Task requirements: Word for word, print each record, dropping any image it holds.

Provided information:
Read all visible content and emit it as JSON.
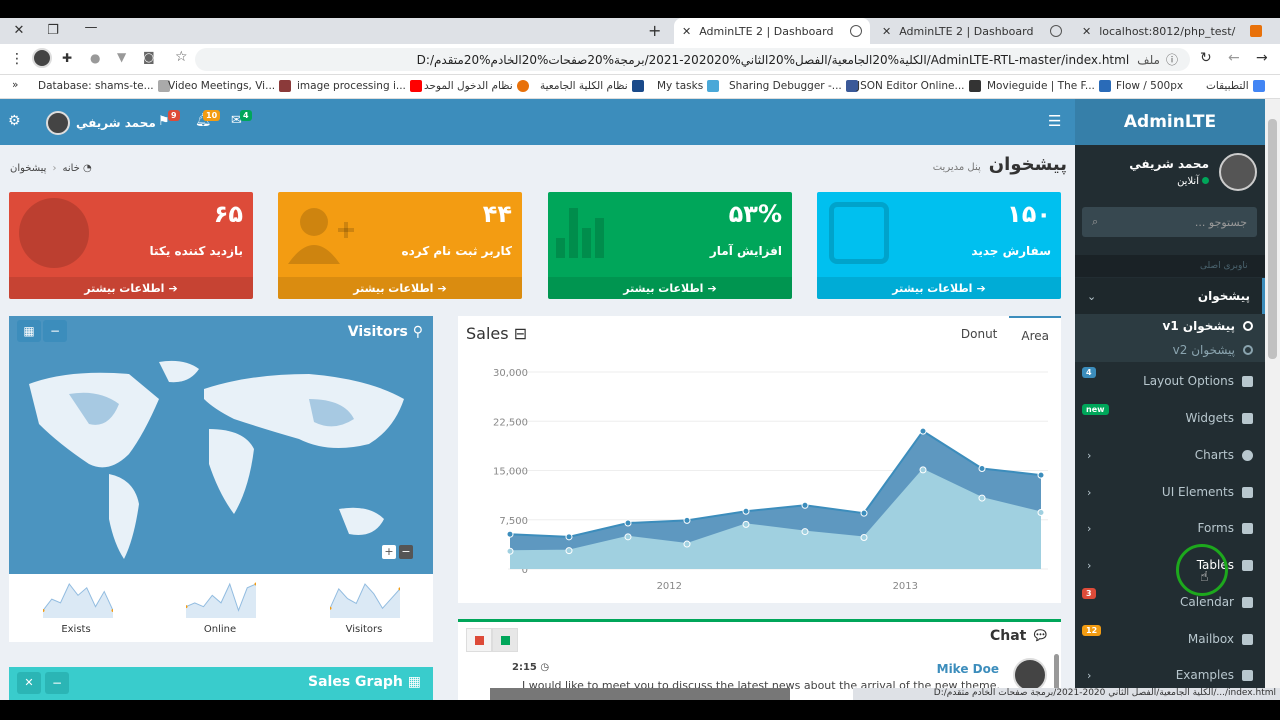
{
  "browser": {
    "tabs": [
      {
        "title": "AdminLTE 2 | Dashboard",
        "active": true
      },
      {
        "title": "AdminLTE 2 | Dashboard",
        "active": false
      },
      {
        "title": "localhost:8012/php_test/",
        "active": false
      }
    ],
    "address": "D:/الكلية%20الجامعية/الفصل%20الثاني%202020-2021/برمجة%20صفحات%20الخادم%20متقدم/AdminLTE-RTL-master/index.html",
    "address_prefix": "ملف",
    "bookmarks": [
      "Database: shams-te...",
      "Video Meetings, Vi...",
      "image processing i...",
      "نظام الدخول الموحد",
      "نظام الكلية الجامعية",
      "My tasks",
      "Sharing Debugger -...",
      "JSON Editor Online...",
      "Movieguide | The F...",
      "Flow / 500px",
      "التطبيقات"
    ],
    "status_url": "D:/الكلية الجامعية/الفصل الثاني 2020-2021/برمجة صفحات الخادم متقدم/.../index.html"
  },
  "header": {
    "user_name": "محمد شريفي",
    "flag_badge": "9",
    "bell_badge": "10",
    "mail_badge": "4",
    "logo": "AdminLTE"
  },
  "sidebar": {
    "user_name": "محمد شريفي",
    "status": "آنلاین",
    "search_placeholder": "جستوجو ...",
    "section_header": "ناوبری اصلی",
    "items": [
      {
        "label": "پیشخوان"
      },
      {
        "label": "Layout Options",
        "badge": "4"
      },
      {
        "label": "Widgets",
        "badge": "new"
      },
      {
        "label": "Charts"
      },
      {
        "label": "UI Elements"
      },
      {
        "label": "Forms"
      },
      {
        "label": "Tables"
      },
      {
        "label": "Calendar",
        "badge": "3"
      },
      {
        "label": "Mailbox",
        "badge": "12"
      },
      {
        "label": "Examples"
      }
    ],
    "sub_items": [
      "پیشخوان v1",
      "پیشخوان v2"
    ]
  },
  "content": {
    "title": "پیشخوان",
    "subtitle": "پنل مدیریت",
    "breadcrumb_home": "خانه",
    "breadcrumb_current": "پیشخوان"
  },
  "boxes": [
    {
      "number": "۱۵۰",
      "text": "سفارش جدید",
      "footer": "اطلاعات بیشتر",
      "color": "#00c0ef"
    },
    {
      "number": "۵۳%",
      "text": "افزایش آمار",
      "footer": "اطلاعات بیشتر",
      "color": "#00a65a"
    },
    {
      "number": "۴۴",
      "text": "کاربر ثبت نام کرده",
      "footer": "اطلاعات بیشتر",
      "color": "#f39c12"
    },
    {
      "number": "۶۵",
      "text": "بازدید کننده یکتا",
      "footer": "اطلاعات بیشتر",
      "color": "#dd4b39"
    }
  ],
  "visitors": {
    "title": "Visitors",
    "sparklines": [
      {
        "label": "Exists",
        "values": [
          2,
          5,
          4,
          9,
          6,
          8,
          3,
          7,
          2
        ]
      },
      {
        "label": "Online",
        "values": [
          3,
          4,
          3,
          6,
          4,
          9,
          2,
          8,
          9
        ]
      },
      {
        "label": "Visitors",
        "values": [
          2,
          6,
          4,
          3,
          7,
          5,
          2,
          4,
          6
        ]
      }
    ]
  },
  "sales": {
    "title": "Sales",
    "tab_area": "Area",
    "tab_donut": "Donut"
  },
  "chart_data": {
    "type": "area",
    "y_ticks": [
      "30,000",
      "22,500",
      "15,000",
      "7,500",
      "0"
    ],
    "x_ticks": [
      "2012",
      "2013"
    ],
    "ylim": [
      0,
      30000
    ],
    "series": [
      {
        "values": [
          5300,
          4900,
          7000,
          7400,
          8800,
          9700,
          8500,
          21000,
          15300,
          14300
        ]
      },
      {
        "values": [
          2700,
          2800,
          4900,
          3800,
          6800,
          5700,
          4800,
          15100,
          10800,
          8600
        ]
      }
    ]
  },
  "chat": {
    "title": "Chat",
    "sender": "Mike Doe",
    "time": "2:15",
    "message": "I would like to meet you to discuss the latest news about the arrival of the new theme. They say it"
  },
  "sales_graph": {
    "title": "Sales Graph"
  }
}
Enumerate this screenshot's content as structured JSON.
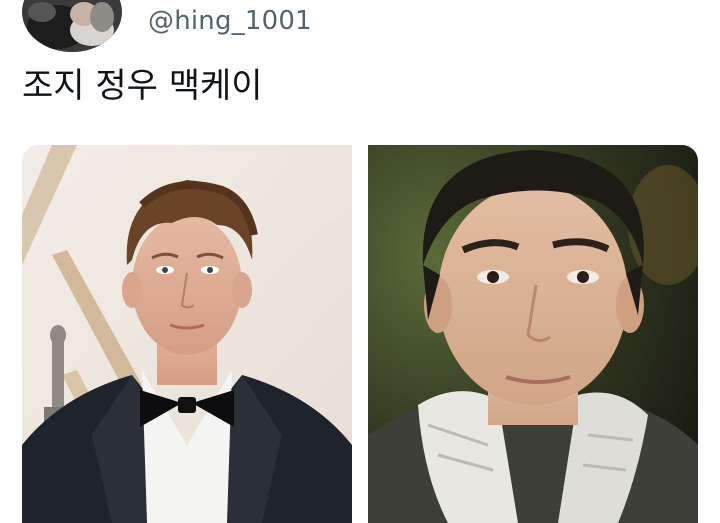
{
  "tweet": {
    "handle": "@hing_1001",
    "text": "조지 정우 맥케이"
  },
  "media": {
    "photos": [
      {
        "subject": "man-in-tuxedo-bow-tie"
      },
      {
        "subject": "man-in-dark-coat-white-scarf"
      }
    ]
  },
  "colors": {
    "handle": "#536471",
    "text": "#0f1419",
    "background": "#ffffff"
  }
}
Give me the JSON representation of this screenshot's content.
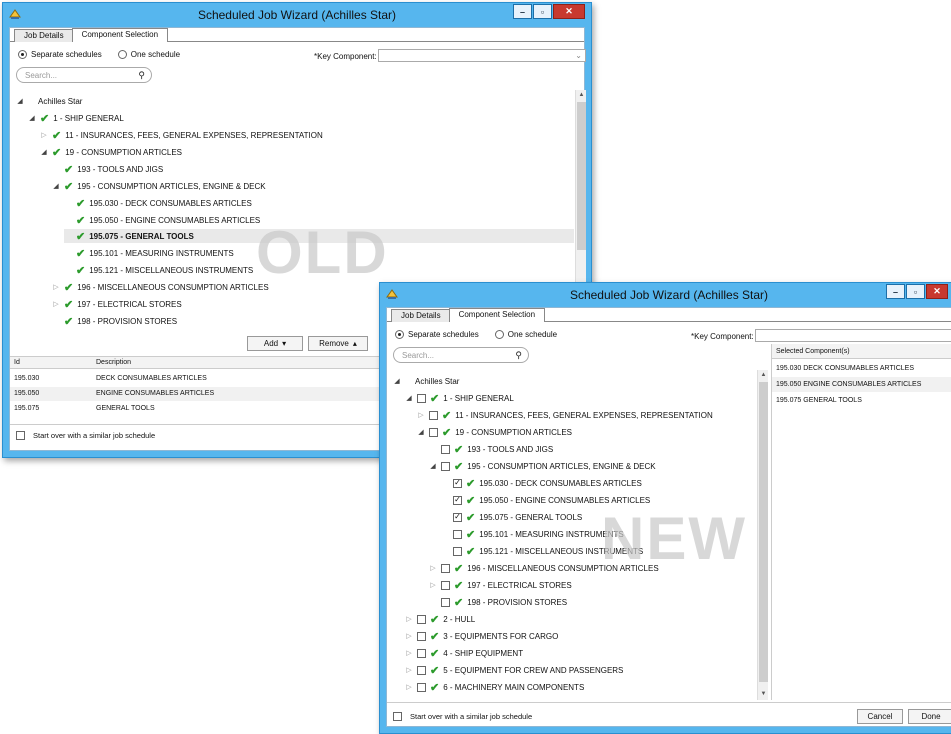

Finished exercise:
Read all visible content and emit it as JSON.
{
  "browser": {
    "tabs": [
      {
        "title": "AdminLTE 2 | Dashboard",
        "active": true
      },
      {
        "title": "AdminLTE 2 | Dashboard",
        "active": false
      },
      {
        "title": "localhost:8012/php_test/",
        "active": false
      }
    ],
    "address": "D:/الكلية%20الجامعية/الفصل%20الثاني%202020-2021/برمجة%20صفحات%20الخادم%20متقدم/AdminLTE-RTL-master/index.html",
    "address_prefix": "ملف",
    "bookmarks": [
      "Database: shams-te...",
      "Video Meetings, Vi...",
      "image processing i...",
      "نظام الدخول الموحد",
      "نظام الكلية الجامعية",
      "My tasks",
      "Sharing Debugger -...",
      "JSON Editor Online...",
      "Movieguide | The F...",
      "Flow / 500px",
      "التطبيقات"
    ],
    "status_url": "D:/الكلية الجامعية/الفصل الثاني 2020-2021/برمجة صفحات الخادم متقدم/.../index.html"
  },
  "header": {
    "user_name": "محمد شريفي",
    "flag_badge": "9",
    "bell_badge": "10",
    "mail_badge": "4",
    "logo": "AdminLTE"
  },
  "sidebar": {
    "user_name": "محمد شريفي",
    "status": "آنلاین",
    "search_placeholder": "جستوجو ...",
    "section_header": "ناوبری اصلی",
    "items": [
      {
        "label": "پیشخوان"
      },
      {
        "label": "Layout Options",
        "badge": "4"
      },
      {
        "label": "Widgets",
        "badge": "new"
      },
      {
        "label": "Charts"
      },
      {
        "label": "UI Elements"
      },
      {
        "label": "Forms"
      },
      {
        "label": "Tables"
      },
      {
        "label": "Calendar",
        "badge": "3"
      },
      {
        "label": "Mailbox",
        "badge": "12"
      },
      {
        "label": "Examples"
      }
    ],
    "sub_items": [
      "پیشخوان v1",
      "پیشخوان v2"
    ]
  },
  "content": {
    "title": "پیشخوان",
    "subtitle": "پنل مدیریت",
    "breadcrumb_home": "خانه",
    "breadcrumb_current": "پیشخوان"
  },
  "boxes": [
    {
      "number": "۱۵۰",
      "text": "سفارش جدید",
      "footer": "اطلاعات بیشتر",
      "color": "#00c0ef"
    },
    {
      "number": "۵۳%",
      "text": "افزایش آمار",
      "footer": "اطلاعات بیشتر",
      "color": "#00a65a"
    },
    {
      "number": "۴۴",
      "text": "کاربر ثبت نام کرده",
      "footer": "اطلاعات بیشتر",
      "color": "#f39c12"
    },
    {
      "number": "۶۵",
      "text": "بازدید کننده یکتا",
      "footer": "اطلاعات بیشتر",
      "color": "#dd4b39"
    }
  ],
  "visitors": {
    "title": "Visitors",
    "sparklines": [
      {
        "label": "Exists",
        "values": [
          2,
          5,
          4,
          9,
          6,
          8,
          3,
          7,
          2
        ]
      },
      {
        "label": "Online",
        "values": [
          3,
          4,
          3,
          6,
          4,
          9,
          2,
          8,
          9
        ]
      },
      {
        "label": "Visitors",
        "values": [
          2,
          6,
          4,
          3,
          7,
          5,
          2,
          4,
          6
        ]
      }
    ]
  },
  "sales": {
    "title": "Sales",
    "tab_area": "Area",
    "tab_donut": "Donut"
  },
  "chart_data": {
    "type": "area",
    "y_ticks": [
      "30,000",
      "22,500",
      "15,000",
      "7,500",
      "0"
    ],
    "x_ticks": [
      "2012",
      "2013"
    ],
    "ylim": [
      0,
      30000
    ],
    "series": [
      {
        "values": [
          5300,
          4900,
          7000,
          7400,
          8800,
          9700,
          8500,
          21000,
          15300,
          14300
        ]
      },
      {
        "values": [
          2700,
          2800,
          4900,
          3800,
          6800,
          5700,
          4800,
          15100,
          10800,
          8600
        ]
      }
    ]
  },
  "chat": {
    "title": "Chat",
    "sender": "Mike Doe",
    "time": "2:15",
    "message": "I would like to meet you to discuss the latest news about the arrival of the new theme. They say it"
  },
  "sales_graph": {
    "title": "Sales Graph"
  }
}
Enumerate this screenshot's content as structured JSON.
{
  "tweet": {
    "handle": "@hing_1001",
    "text": "조지 정우 맥케이"
  },
  "media": {
    "photos": [
      {
        "subject": "man-in-tuxedo-bow-tie"
      },
      {
        "subject": "man-in-dark-coat-white-scarf"
      }
    ]
  },
  "colors": {
    "handle": "#536471",
    "text": "#0f1419",
    "background": "#ffffff"
  }
}
Give me the JSON representation of this screenshot's content.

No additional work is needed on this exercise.